My dad died of a heart attack when he was 46. He lived through active duty in World War !! and the Korean War, then returned home to teach calculus at an engineering school in West Virginia. He had several heart attacks before the fatal one in November of 1963, 20 days before the assassination of President Kennedy. My mother, brother and I moved away from the Kanawha River, mountains, and a college town to central PA. I called it 'cement city' and felt displaced and separated. My heart was broken.
"Today is "D". On 6 June 1944 the war turned in favor of the Allies. If today never happened, most people believe that we would all be speaking German now instead of English.
This country was preparing for an invasion. There were air raid practices every night; factories were camouflaged to look like villages; even German submarines came into the upper part of the Chesapeake Bay; food was rationed and hard to get. But on "D" day, thanks to the sacrifices of our men serving in the Armed Forces, all of this started to change. It took a few years but it did change.
Those of us living in this area should be particularly proud because the invasion at Normandy was spearheaded, primarily, by the 29th Division, which was comprised mostly of men from Pa., Md., Va. and D.C. and trained in Maryland before being sent to Scotland before the invasion.
So let's don't forget the importance of 6 June 1944 and how it effects our lives, and maybe we could take a little time and say a prayer for those who didn't survive that day."
After reading this, I called my brother to ask if my dad had ever mentioned where he was on June 6, 1944, or if there has been any mention of the Korean War. Mother said he was very different when he returned from service. Of course. But that is all we knew and neither of them are here to ask.
Most of my memories of my dad are associated his support for my unique perception of the world, my frustration with what i later learned was 'Dumbing Us Down' education, and his creative approach to teaching.. There are stories through out this site that are more uplifting, and as the day goes on, I'll try to shift to lighter memories. But right now, over a half a century later, my heart is heavy, and I miss him.
"My mission is
to help others see and cherish the beauty,
romance and treasures within and around them
that are often dismissed or completely overlooked."
Fashion And Fabrics

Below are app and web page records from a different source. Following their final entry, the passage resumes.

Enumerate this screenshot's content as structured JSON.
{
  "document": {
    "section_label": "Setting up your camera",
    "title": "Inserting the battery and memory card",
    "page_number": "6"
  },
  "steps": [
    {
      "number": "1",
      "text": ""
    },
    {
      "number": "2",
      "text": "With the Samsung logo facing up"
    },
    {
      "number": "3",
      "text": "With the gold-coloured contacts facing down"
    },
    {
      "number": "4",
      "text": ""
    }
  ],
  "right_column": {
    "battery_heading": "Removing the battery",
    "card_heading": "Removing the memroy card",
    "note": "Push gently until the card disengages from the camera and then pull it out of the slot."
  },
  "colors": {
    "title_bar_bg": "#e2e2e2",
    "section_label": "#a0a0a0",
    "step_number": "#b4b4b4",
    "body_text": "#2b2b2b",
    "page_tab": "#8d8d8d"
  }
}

Lessons From Nature
Pay It Forward
Take The Rose Instead
Mikell is a writer, artist and professional treasure hunter, finding the greatest treasures in the wonderful people who enter her life!